Passion for games is the only requirement to become a gamer… In theory.
In practice, despite its claim to be “accessible territory” for all types of gamers and tech enthusiasts, the world of competitive esports proved not to be accessible to all gamers.
During both live meetings and online sessions, there are many pitfalls, often already identified by the industry (but never addressed and rarely discussed).
This is how Permastunned Gaming was born.
Founded in 2019 “by gamers with disabilities, for gamers with disabilities”, Permastunned is officially the largest esports team for people with disabilities.
The collective was first imagined by Belgian gamer Alexander Nathan, also known as “Cristal1337”.
“It always bothered me that people with disabilities were underrepresented in the professional Dota2 scene,” Alexander writes on the Permastunned Gaming website.
Alexander has congenital muscular myopathy and is a keen gamer who specializes in online multiplayer battle arena. dota 2 (a 2013 sequel to defense of the ancients).
He founded Permastunned Gaming with three other players and streamers (“Yakobis”, “Shattovv” and “Adante”) in January 2019, with the initial goal of forming the first dota 2 team composed solely of disabled players.
Learn about Permastunned Gaming on page 195 of the Guinness World Records 2023 book.
Much more than a competitive team, from the very beginning Permastunned was dedicated to more than “just” participating in events or streaming content on Twitch and YouTube.
Every day, as part of their philosophy, they also promote more inclusive practices in the gaming world.
They raise awareness of the structural deficiencies suffered by a large part of the community (Microsoft and Xbox estimate that there are nearly 400 million gamers with disabilities worldwide) and help create a better and more level playing field for all.
Alexander started playing games on his Play Station 1 around 1994.
His muscular condition limited his sporting options, and although he played soccer, Alexander has spent his life playing video games.
He then founded Permastunned, and within three years, Alexander recalls, a relatively limited project shot “in the best possible way.”
“People from all types of gaming rallied around the cause, making Permastunned Gaming the largest esports organization by people with disabilities, for people with disabilities,” Alexander said.
The global collective grew and expanded, and today numbers 33 members from all corners of the world.

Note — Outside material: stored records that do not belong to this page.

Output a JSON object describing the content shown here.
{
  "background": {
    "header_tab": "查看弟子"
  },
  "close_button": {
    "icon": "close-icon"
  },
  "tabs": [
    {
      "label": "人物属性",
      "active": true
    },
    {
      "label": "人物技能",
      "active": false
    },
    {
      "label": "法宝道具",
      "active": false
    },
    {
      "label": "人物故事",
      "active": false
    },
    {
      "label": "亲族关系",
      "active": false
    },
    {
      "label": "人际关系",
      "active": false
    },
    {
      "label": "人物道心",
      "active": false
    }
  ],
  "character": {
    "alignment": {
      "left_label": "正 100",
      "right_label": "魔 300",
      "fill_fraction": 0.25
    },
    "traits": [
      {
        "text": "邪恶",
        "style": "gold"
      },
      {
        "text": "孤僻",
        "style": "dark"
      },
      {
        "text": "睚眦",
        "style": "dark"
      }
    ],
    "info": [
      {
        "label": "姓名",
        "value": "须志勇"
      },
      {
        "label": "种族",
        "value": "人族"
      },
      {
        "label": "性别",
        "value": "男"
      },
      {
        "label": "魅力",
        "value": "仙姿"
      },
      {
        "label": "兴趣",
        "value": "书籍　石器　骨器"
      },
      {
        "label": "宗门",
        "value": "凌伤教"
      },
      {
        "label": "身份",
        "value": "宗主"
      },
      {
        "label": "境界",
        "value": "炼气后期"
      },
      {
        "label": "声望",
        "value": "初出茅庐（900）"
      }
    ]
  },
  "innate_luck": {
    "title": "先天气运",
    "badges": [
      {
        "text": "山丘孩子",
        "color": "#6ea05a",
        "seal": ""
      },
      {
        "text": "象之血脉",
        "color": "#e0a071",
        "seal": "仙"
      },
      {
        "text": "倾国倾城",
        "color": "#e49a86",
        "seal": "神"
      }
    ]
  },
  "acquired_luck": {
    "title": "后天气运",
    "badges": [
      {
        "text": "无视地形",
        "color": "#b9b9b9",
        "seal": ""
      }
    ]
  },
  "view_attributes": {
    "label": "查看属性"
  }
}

Each player on the team has their preferred field, from shooters (such as surveillance 2 either Obligations) to MOBAs (multiplayer online battle arena games, which find one of the pinnacles of the genre in League of Legends).
dota 2, Magic Arena: The Gathering, surveillance 2 Y CS:GO are just a few of the games that Permastunned Gaming players excel at.
They also offer merchandising and their list of content creators includes Streamers and YouTubers.
While, on paper, esports should be the epitome of accessibility, competitions, conventions, and even gaming present some challenges that prevent inclusion.
One example among many is that most tournaments at the moment do not allow teams with adaptations.
While the concern is valid and prevents cheating, it poses an insurmountable barrier for players with disabilities.
“I think society is a bigger obstacle than the esports ecosystem.” – Alexander Nathan
The lack of alt text, subtitles, and infrastructure in locations further prevents players from fully enjoying the gaming experience.
One of the main challenges is getting esports recognized as real sports, as Alexander told Esports Insider: “[…] Most governments have not yet recognized the value of esports and consequently there are rules and regulations in place that could prevent players with disabilities from advancing their sports career.”
And the future of esports?
“I would like to see more professional disabled esports athletes,” says Alexander.
A positive and more inclusive change that Alexander and Permastunned are certainly encouraging with their ongoing efforts to raise awareness and express the need for more accessible gaming venues and platforms.
In that sense, being a part of Permastunned was definitely an “eye-opening experience” for him.
“Permastunned gave me a sense of community, belonging and direction.”
“For the games, I focused more, which allowed me to improve my skill level faster,” says Alexander.
“Regarding my life, in general, advocating for people with disabilities in esports has pushed me to be politically active. I have learned a lot about disability philosophy, sociology, accessible infrastructure and what it means to live with a disability in different cultures.
“While there is always room for improvement, I think we have reached a point where most people, regardless of disability, can find at least one or two games they can play without necessarily being considered losers. “, He says.
Oftentimes, playing online also means finding a community of friends for life.
Inside and outside of the competitive environment, Alexander is extremely happy with his team and very proud of the world record and recognition they achieved.
“It shows me that we are making a difference in the world,” he said.
“I’m not sure if I would try another record, but it would be amazing if we could get all of Permastunned Gaming involved.”